Scan the entries line by line and return those with "text".

▬▬▬▬▬▬▬▬▬▬

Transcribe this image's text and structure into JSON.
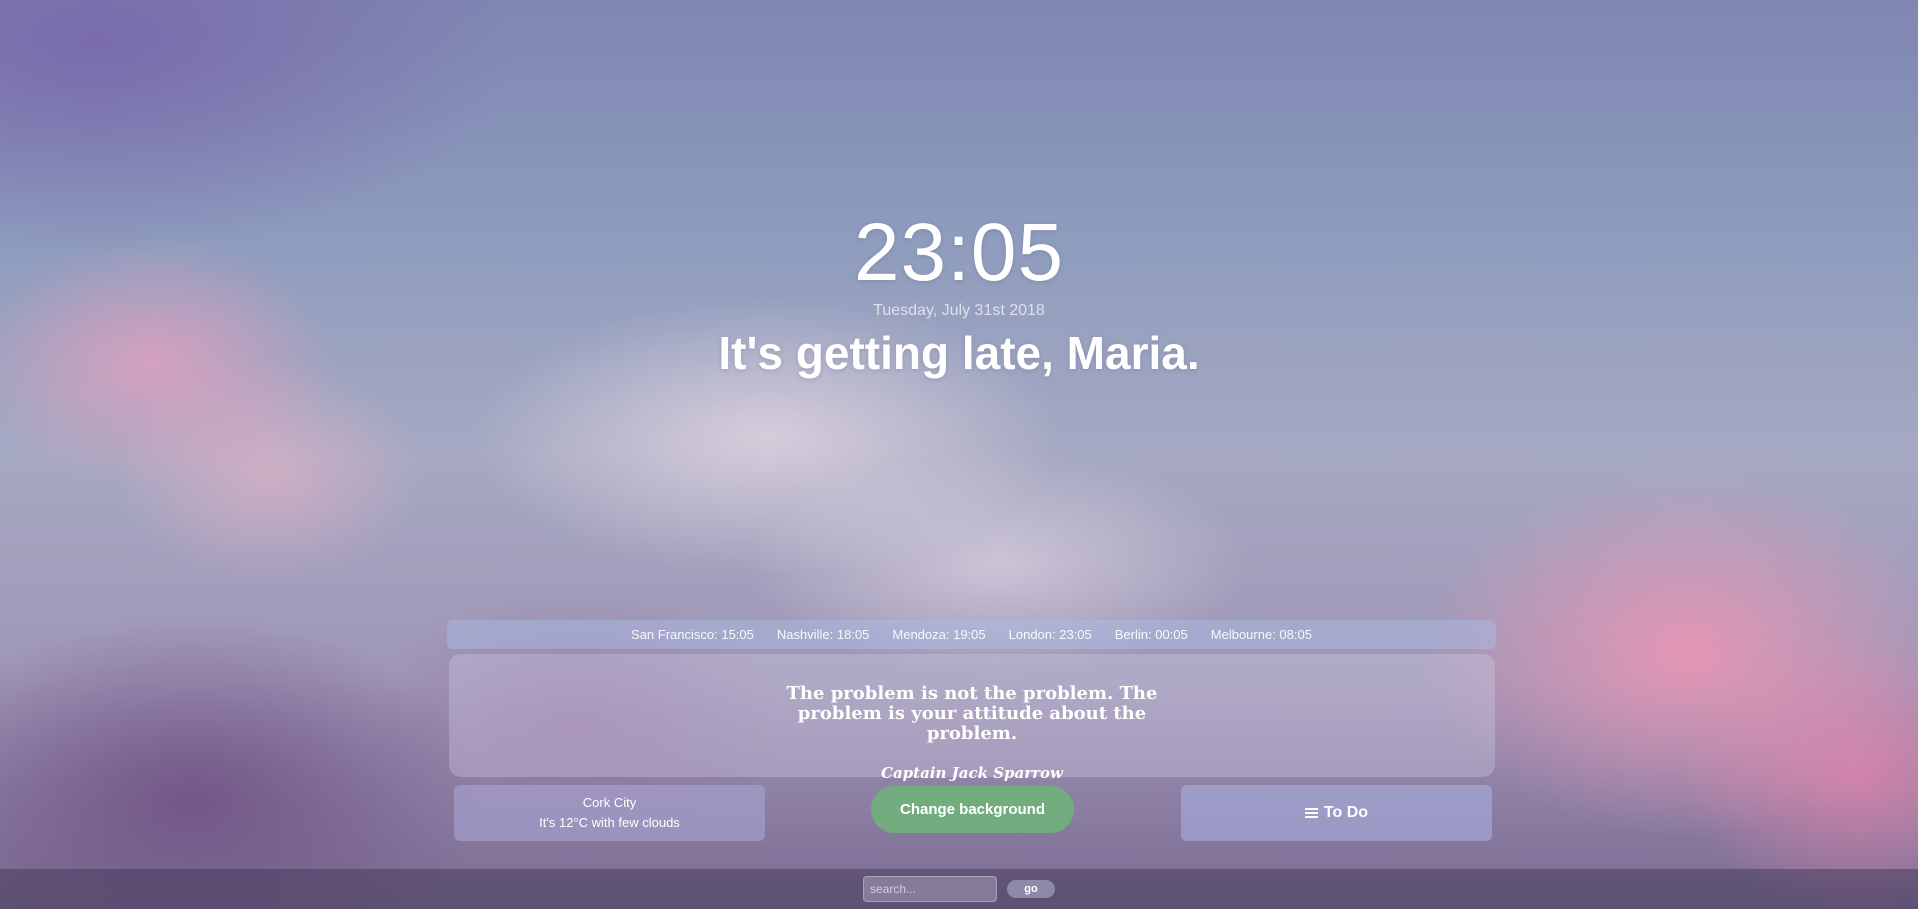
{
  "clock": {
    "time": "23:05",
    "date": "Tuesday, July 31st 2018",
    "greeting": "It's getting late, Maria."
  },
  "world_clocks": [
    {
      "label": "San Francisco: 15:05"
    },
    {
      "label": "Nashville: 18:05"
    },
    {
      "label": "Mendoza: 19:05"
    },
    {
      "label": "London: 23:05"
    },
    {
      "label": "Berlin: 00:05"
    },
    {
      "label": "Melbourne: 08:05"
    }
  ],
  "quote": {
    "text": "The problem is not the problem. The problem is your attitude about the problem.",
    "author": "Captain Jack Sparrow"
  },
  "weather": {
    "city": "Cork City",
    "summary": "It's 12°C with few clouds"
  },
  "actions": {
    "change_background_label": "Change background",
    "todo_label": "To Do",
    "todo_icon": "hamburger-menu-icon"
  },
  "search": {
    "placeholder": "search...",
    "value": "",
    "go_label": "go"
  },
  "colors": {
    "change_background_button": "#6eb478",
    "text": "#ffffff"
  }
}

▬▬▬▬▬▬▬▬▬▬

• [RESPONSE TO THIS EXERCISE]:
Transcribe this image's text and structure into JSON.
    "text": "The problem is not the problem. The problem is your attitude about the problem.",
    "text": "#ffffff"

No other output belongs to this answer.